Last season, Kluber went 18-9 with a 3.14 ERA and 227 strikeouts in 32 starts, earning a spot on the American League All-Star team for the first time and finishing third in voting for the AL Cy Young Award. In the playoffs, he set a franchise record for starts (six) in a single postseason, and tied records for strikeouts (35) and wins (four). Overall, Kluber worked 34 1/3 innings, including 16 between his three World Series starts.

"Special players do special things," manager Terry Francona said. "We knew we were reaching a little bit. That's a lot to ask. We had guys going down, though, and I thought that was our best chance to win. I think he did, too. It's still a lot to ask. But, I appreciated it."

Kluber is hoping he and his teammates can learn from the postseason experience.

"It was definitely tough," Kluber said. "I was pretty exhausted for a week, two weeks, afterwards. Mentally, physically, all that stuff. Once I started working out again, that's when you have something new to look forward to. That was kind of like the reset, so to speak. I guess now is when you can take a step back and look at it.

"Hopefully, we gained a lot of experience from it, and all the stuff you wish you didn't have to say. I think in the long run it will be a good experience for us to build on."

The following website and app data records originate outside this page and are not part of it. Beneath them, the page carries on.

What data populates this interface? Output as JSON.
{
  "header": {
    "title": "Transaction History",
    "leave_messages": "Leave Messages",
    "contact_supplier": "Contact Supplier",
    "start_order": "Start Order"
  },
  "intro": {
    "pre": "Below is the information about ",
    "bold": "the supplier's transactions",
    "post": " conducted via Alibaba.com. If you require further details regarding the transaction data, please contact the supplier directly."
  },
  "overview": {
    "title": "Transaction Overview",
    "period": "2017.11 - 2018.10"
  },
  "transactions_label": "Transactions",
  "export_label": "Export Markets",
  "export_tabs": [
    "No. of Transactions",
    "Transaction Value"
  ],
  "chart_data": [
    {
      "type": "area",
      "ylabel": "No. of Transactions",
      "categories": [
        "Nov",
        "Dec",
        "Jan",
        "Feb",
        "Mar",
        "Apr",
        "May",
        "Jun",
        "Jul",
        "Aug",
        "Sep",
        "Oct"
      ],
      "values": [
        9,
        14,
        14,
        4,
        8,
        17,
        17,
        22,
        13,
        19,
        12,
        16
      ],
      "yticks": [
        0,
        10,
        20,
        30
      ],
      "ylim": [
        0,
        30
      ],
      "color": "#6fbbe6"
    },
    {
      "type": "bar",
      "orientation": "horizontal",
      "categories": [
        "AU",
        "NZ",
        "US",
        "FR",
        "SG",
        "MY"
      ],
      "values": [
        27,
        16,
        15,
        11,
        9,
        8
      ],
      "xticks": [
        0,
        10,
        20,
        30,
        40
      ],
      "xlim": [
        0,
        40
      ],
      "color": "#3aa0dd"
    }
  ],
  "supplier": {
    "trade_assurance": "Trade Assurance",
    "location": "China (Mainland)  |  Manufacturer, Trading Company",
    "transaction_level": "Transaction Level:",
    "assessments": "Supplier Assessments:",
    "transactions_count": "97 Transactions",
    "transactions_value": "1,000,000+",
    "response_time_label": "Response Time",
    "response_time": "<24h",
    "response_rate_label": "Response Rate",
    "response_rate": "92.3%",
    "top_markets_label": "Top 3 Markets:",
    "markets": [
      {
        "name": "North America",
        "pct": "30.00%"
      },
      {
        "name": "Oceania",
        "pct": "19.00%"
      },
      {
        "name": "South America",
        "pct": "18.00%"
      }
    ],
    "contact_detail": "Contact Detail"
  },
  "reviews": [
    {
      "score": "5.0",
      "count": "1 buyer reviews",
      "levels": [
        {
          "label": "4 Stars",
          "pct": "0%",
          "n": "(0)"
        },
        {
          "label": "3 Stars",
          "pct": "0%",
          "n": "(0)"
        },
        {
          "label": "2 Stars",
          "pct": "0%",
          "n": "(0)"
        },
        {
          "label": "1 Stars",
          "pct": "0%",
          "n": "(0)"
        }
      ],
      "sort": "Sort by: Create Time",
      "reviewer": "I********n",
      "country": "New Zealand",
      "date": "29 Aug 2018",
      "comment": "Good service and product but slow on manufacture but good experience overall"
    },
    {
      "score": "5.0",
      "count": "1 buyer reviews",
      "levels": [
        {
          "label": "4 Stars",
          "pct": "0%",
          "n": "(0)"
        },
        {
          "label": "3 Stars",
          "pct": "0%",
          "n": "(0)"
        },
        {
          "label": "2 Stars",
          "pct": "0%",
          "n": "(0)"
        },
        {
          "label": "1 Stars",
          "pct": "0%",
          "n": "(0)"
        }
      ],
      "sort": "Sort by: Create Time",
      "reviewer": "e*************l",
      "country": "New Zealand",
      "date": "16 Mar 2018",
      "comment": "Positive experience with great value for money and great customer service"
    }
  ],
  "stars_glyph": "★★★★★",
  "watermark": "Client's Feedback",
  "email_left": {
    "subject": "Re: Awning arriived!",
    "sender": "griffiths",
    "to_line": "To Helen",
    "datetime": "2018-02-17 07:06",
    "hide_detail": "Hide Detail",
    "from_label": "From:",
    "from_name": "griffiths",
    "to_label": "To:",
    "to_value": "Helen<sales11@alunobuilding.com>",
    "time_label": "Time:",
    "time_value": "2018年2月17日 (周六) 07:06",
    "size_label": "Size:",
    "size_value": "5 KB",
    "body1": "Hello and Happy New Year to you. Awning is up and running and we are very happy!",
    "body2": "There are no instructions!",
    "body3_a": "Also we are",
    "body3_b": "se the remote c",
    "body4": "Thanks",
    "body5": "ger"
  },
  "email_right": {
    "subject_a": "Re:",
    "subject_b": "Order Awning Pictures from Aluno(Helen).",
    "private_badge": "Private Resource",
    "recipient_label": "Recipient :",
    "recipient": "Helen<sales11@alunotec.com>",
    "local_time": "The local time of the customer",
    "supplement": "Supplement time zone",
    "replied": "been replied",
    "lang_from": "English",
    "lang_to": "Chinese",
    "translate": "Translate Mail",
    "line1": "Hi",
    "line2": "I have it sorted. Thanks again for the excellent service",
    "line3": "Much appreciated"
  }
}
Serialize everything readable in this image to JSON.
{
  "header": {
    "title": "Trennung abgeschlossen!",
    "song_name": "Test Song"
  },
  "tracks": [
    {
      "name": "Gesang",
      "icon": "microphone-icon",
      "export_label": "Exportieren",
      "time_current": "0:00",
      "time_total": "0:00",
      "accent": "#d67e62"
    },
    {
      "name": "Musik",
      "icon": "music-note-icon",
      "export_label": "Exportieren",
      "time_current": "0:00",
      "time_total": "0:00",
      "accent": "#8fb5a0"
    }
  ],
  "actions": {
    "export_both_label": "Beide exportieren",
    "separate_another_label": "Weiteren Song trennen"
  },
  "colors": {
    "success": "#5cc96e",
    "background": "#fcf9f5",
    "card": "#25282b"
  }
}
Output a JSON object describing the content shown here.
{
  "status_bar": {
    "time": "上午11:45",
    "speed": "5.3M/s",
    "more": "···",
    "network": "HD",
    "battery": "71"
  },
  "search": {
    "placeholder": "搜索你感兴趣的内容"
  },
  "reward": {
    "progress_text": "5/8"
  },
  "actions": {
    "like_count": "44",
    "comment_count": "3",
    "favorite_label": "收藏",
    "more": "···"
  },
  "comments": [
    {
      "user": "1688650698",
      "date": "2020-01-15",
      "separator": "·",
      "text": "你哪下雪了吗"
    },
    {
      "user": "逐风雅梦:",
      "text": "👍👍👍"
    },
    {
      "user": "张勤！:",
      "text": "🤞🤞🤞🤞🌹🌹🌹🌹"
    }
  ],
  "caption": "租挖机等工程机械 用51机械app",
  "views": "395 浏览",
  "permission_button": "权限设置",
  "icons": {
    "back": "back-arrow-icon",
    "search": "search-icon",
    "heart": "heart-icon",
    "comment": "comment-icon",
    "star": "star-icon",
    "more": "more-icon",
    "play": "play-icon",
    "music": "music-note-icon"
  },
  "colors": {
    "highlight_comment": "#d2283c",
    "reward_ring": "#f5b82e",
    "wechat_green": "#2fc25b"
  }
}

Jordan Bastian has covered the Indians for MLB.com since 2011, and previously covered the Blue Jays from 2006-10. Read his blog, Major League Bastian, follow him on Twitter @MLBastian and listen to his podcast. This story was not subject to the approval of Major League Baseball or its clubs.